I entitled this entry merging two phrases used rather often by students (and teachers) in the halls of schools but in the attempts to create "safe schools" are phrases policed. I find these phrases rather comical and may myself use them, ironically, everyonce in awhile. I find them comical recognizing that they are also problematic. However, when merged are they still problematic OR in merging them do they, curiously or perhaps queeriously, do something different? Of course, the answer is probably both and thensome...but I want to write about the merging doing "something different"
"That's so gay" is shut down or argued to be shut down, silenced, when uttered because it associates "gay" with "stupid". I say "that's so gay" when I should just say "that's stupid" because gay is not or should not be synonomous with stupid. Of course, I would argue that who says the phrase and when alters it...in that if it is uttered with irony or parody, it illuminates the idiotic nature of the phrase.
"No homo" is similarly shut down or argued to be shut down, silenced because it, in a sense, "shames" the homo by positioning "acts" as either "ok" or not and the one's that would "not" be ok are the "homo" ones. I can make my act "ok" by adding an addendum to the act by uttering "no homo".
Both phrases then position "gay" or "homo" as bad, shameful, illegitimate, etc. However, when merged as I merge them in my title, they are altered. How you ask? Well, by adding the addendum "no, homo" to "that's so gay" the "gay" becomes disassociated from "homosexual" and instead becomes simply "stupid". The gay in "that's so gay" can no longer operate the same when "no homo" is added to it since the "no homo" requires a different reading....and a reading that makes it not about "homosexuality".

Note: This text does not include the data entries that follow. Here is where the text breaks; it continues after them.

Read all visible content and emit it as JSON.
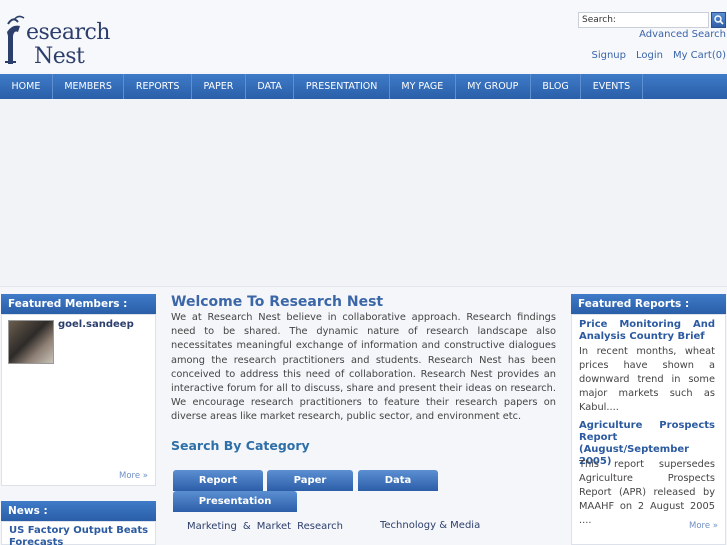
{
  "logo": {
    "line1": "esearch",
    "line2": "Nest"
  },
  "search": {
    "label": "Search:",
    "advanced": "Advanced Search"
  },
  "top_links": [
    "Signup",
    "Login",
    "My Cart(0)"
  ],
  "nav": [
    "HOME",
    "MEMBERS",
    "REPORTS",
    "PAPER",
    "DATA",
    "PRESENTATION",
    "MY PAGE",
    "MY GROUP",
    "BLOG",
    "EVENTS"
  ],
  "featured_members": {
    "title": "Featured Members :",
    "member_name": "goel.sandeep",
    "more": "More »"
  },
  "news": {
    "title": "News :",
    "item": "US Factory Output Beats Forecasts"
  },
  "welcome": {
    "title": "Welcome To Research Nest",
    "text": "We at Research Nest believe in collaborative approach. Research findings need to be shared. The dynamic nature of research landscape also necessitates meaningful exchange of information and constructive dialogues among the research practitioners and students. Research Nest has been conceived to address this need of collaboration. Research Nest provides an interactive forum for all to discuss, share and present their ideas on research. We encourage research practitioners to feature their research papers on diverse areas like market research, public sector, and environment etc."
  },
  "category": {
    "title": "Search By Category",
    "tabs": [
      "Report",
      "Paper",
      "Data",
      "Presentation"
    ],
    "sub1": "Marketing & Market Research",
    "sub2": "Technology & Media"
  },
  "featured_reports": {
    "title": "Featured Reports :",
    "r1_title": "Price Monitoring And Analysis Country Brief",
    "r1_text": "In recent months, wheat prices have shown a downward trend in some major markets such as Kabul....",
    "r2_title": "Agriculture Prospects Report (August/September 2005)",
    "r2_text": "This report supersedes Agriculture Prospects Report (APR) released by MAAHF on 2 August 2005 ....",
    "more": "More »"
  }
}
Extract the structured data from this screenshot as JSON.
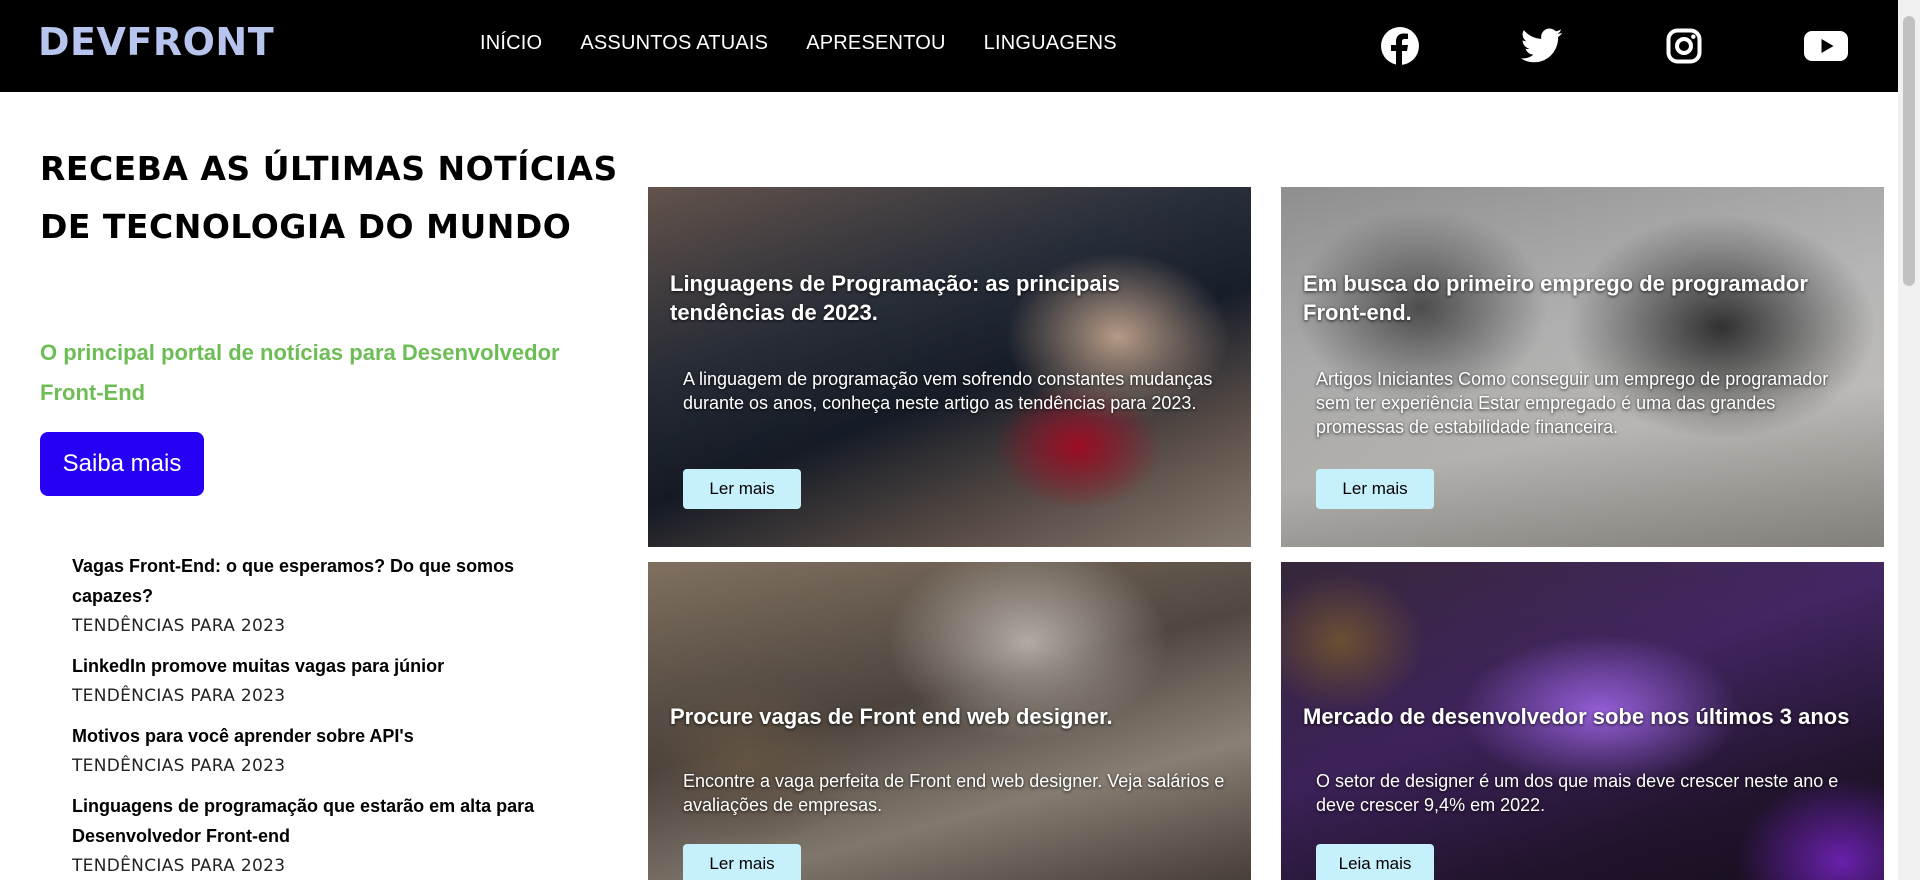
{
  "header": {
    "logo": "DEVFRONT",
    "nav": [
      "INÍCIO",
      "ASSUNTOS ATUAIS",
      "APRESENTOU",
      "LINGUAGENS"
    ],
    "social_icons": [
      "facebook-icon",
      "twitter-icon",
      "instagram-icon",
      "youtube-icon"
    ]
  },
  "hero": {
    "title": "RECEBA AS ÚLTIMAS NOTÍCIAS DE TECNOLOGIA DO MUNDO",
    "subtitle": "O principal portal de notícias para Desenvolvedor Front-End",
    "cta_label": "Saiba mais"
  },
  "news": [
    {
      "title": "Vagas Front-End: o que esperamos? Do que somos capazes?",
      "tag": "TENDÊNCIAS PARA 2023"
    },
    {
      "title": "LinkedIn promove muitas vagas para júnior",
      "tag": "TENDÊNCIAS PARA 2023"
    },
    {
      "title": "Motivos para você aprender sobre API's",
      "tag": "TENDÊNCIAS PARA 2023"
    },
    {
      "title": "Linguagens de programação que estarão em alta para Desenvolvedor Front-end",
      "tag": "TENDÊNCIAS PARA 2023"
    }
  ],
  "cards": [
    {
      "title": "Linguagens de Programação: as principais tendências de 2023.",
      "text": "A linguagem de programação vem sofrendo constantes mudanças durante os anos, conheça neste artigo as tendências para 2023.",
      "button": "Ler mais"
    },
    {
      "title": "Em busca do primeiro emprego de programador Front-end.",
      "text": "Artigos Iniciantes Como conseguir um emprego de programador sem ter experiência Estar empregado é uma das grandes promessas de estabilidade financeira.",
      "button": "Ler mais"
    },
    {
      "title": "Procure vagas de Front end web designer.",
      "text": "Encontre a vaga perfeita de Front end web designer. Veja salários e avaliações de empresas.",
      "button": "Ler mais"
    },
    {
      "title": "Mercado de desenvolvedor sobe nos últimos 3 anos",
      "text": "O setor de designer é um dos que mais deve crescer neste ano e deve crescer 9,4% em 2022.",
      "button": "Leia mais"
    }
  ],
  "colors": {
    "header_bg": "#000000",
    "logo": "#b7c4ee",
    "subtitle": "#6dbd55",
    "cta": "#2500f3",
    "card_button": "#c6f0fb"
  }
}
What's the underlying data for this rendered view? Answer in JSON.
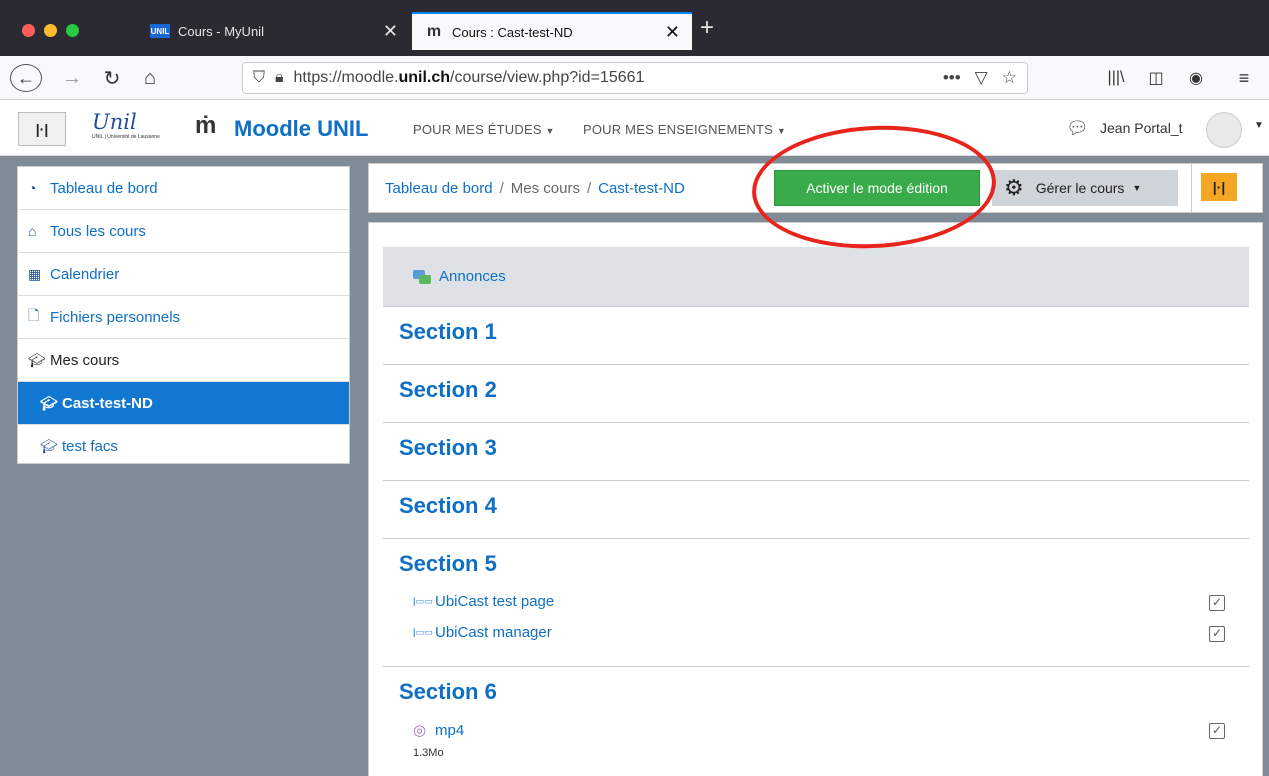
{
  "browser": {
    "tabs": [
      {
        "label": "Cours - MyUnil",
        "favicon": "UNIL"
      },
      {
        "label": "Cours : Cast-test-ND",
        "favicon": "m"
      }
    ],
    "url_prefix": "https://moodle.",
    "url_domain": "unil.ch",
    "url_path": "/course/view.php?id=15661"
  },
  "header": {
    "logo_script": "Unil",
    "logo_small": "UNIL | Université de Lausanne",
    "site_name": "Moodle UNIL",
    "menu1": "POUR MES ÉTUDES",
    "menu2": "POUR MES ENSEIGNEMENTS",
    "user_name": "Jean Portal_t"
  },
  "sidebar": {
    "items": [
      {
        "label": "Tableau de bord",
        "icon": "dashboard-icon"
      },
      {
        "label": "Tous les cours",
        "icon": "home-icon"
      },
      {
        "label": "Calendrier",
        "icon": "calendar-icon"
      },
      {
        "label": "Fichiers personnels",
        "icon": "file-icon"
      },
      {
        "label": "Mes cours",
        "icon": "graduation-cap-icon"
      },
      {
        "label": "Cast-test-ND",
        "icon": "graduation-cap-icon"
      },
      {
        "label": "test facs",
        "icon": "graduation-cap-icon"
      }
    ]
  },
  "breadcrumb": {
    "items": [
      "Tableau de bord",
      "Mes cours",
      "Cast-test-ND"
    ]
  },
  "actions": {
    "edit_mode": "Activer le mode édition",
    "manage_course": "Gérer le cours"
  },
  "course": {
    "announcements": "Annonces",
    "sections": [
      {
        "title": "Section 1"
      },
      {
        "title": "Section 2"
      },
      {
        "title": "Section 3"
      },
      {
        "title": "Section 4"
      },
      {
        "title": "Section 5",
        "activities": [
          "UbiCast test page",
          "UbiCast manager"
        ]
      },
      {
        "title": "Section 6",
        "activities": [
          "mp4"
        ],
        "meta": "1.3Mo"
      }
    ]
  },
  "colors": {
    "accent": "#0f6fc5",
    "edit_button": "#3aab4a",
    "annotation": "#e8251b",
    "block_toggle": "#f5a623"
  }
}
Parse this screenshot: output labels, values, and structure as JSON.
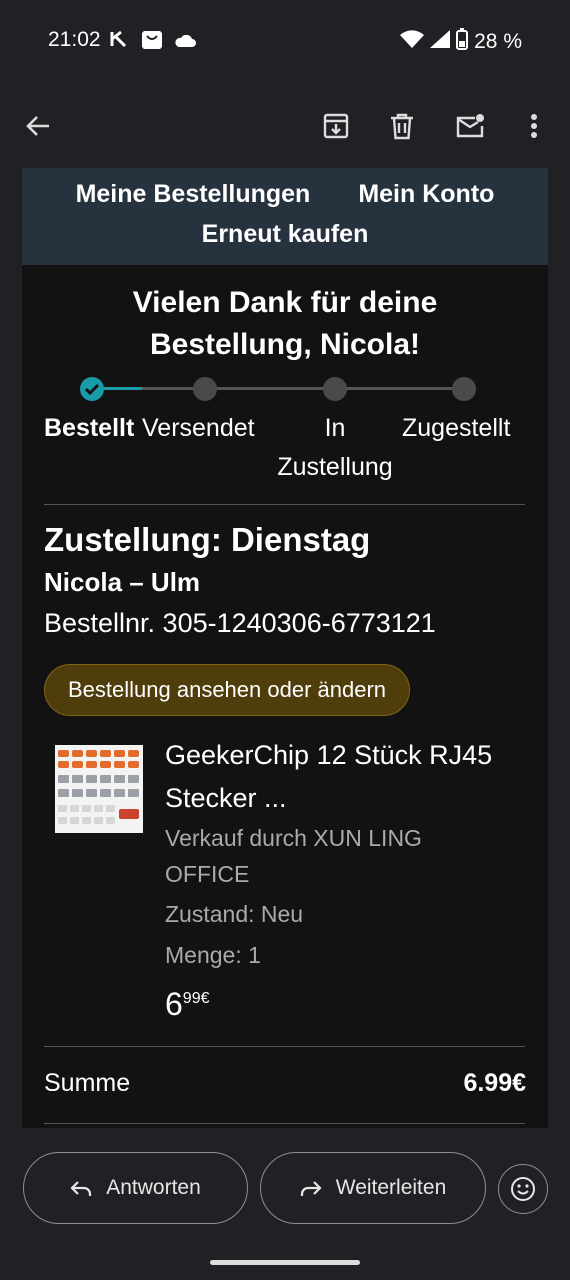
{
  "status_bar": {
    "time": "21:02",
    "battery": "28 %"
  },
  "email": {
    "nav": {
      "my_orders": "Meine Bestellungen",
      "my_account": "Mein Konto",
      "buy_again": "Erneut kaufen"
    },
    "thanks_line1": "Vielen Dank für deine",
    "thanks_line2": "Bestellung, Nicola!",
    "progress": {
      "steps": [
        "Bestellt",
        "Versendet",
        "In",
        "Zustellung",
        "Zugestellt"
      ],
      "current_step": 1
    },
    "delivery": "Zustellung: Dienstag",
    "recipient": "Nicola – Ulm",
    "order_number": "Bestellnr. 305-1240306-6773121",
    "view_button": "Bestellung ansehen oder ändern",
    "product": {
      "title": "GeekerChip 12 Stück RJ45 Stecker ...",
      "seller_line1": "Verkauf durch XUN LING",
      "seller_line2": "OFFICE",
      "condition": "Zustand: Neu",
      "quantity": "Menge: 1",
      "price_whole": "6",
      "price_fraction": "99€"
    },
    "sum": {
      "label": "Summe",
      "value": "6.99€"
    }
  },
  "actions": {
    "reply": "Antworten",
    "forward": "Weiterleiten"
  },
  "colors": {
    "accent": "#1a9ba8",
    "nav_band": "#27323f",
    "button_fill": "#4f3e0c"
  }
}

Of course, this is inevitably much more complicated and the history of both of these phrases - sexually and racially - in need of being further explored. But for now...I think "that's so gay...no, homo"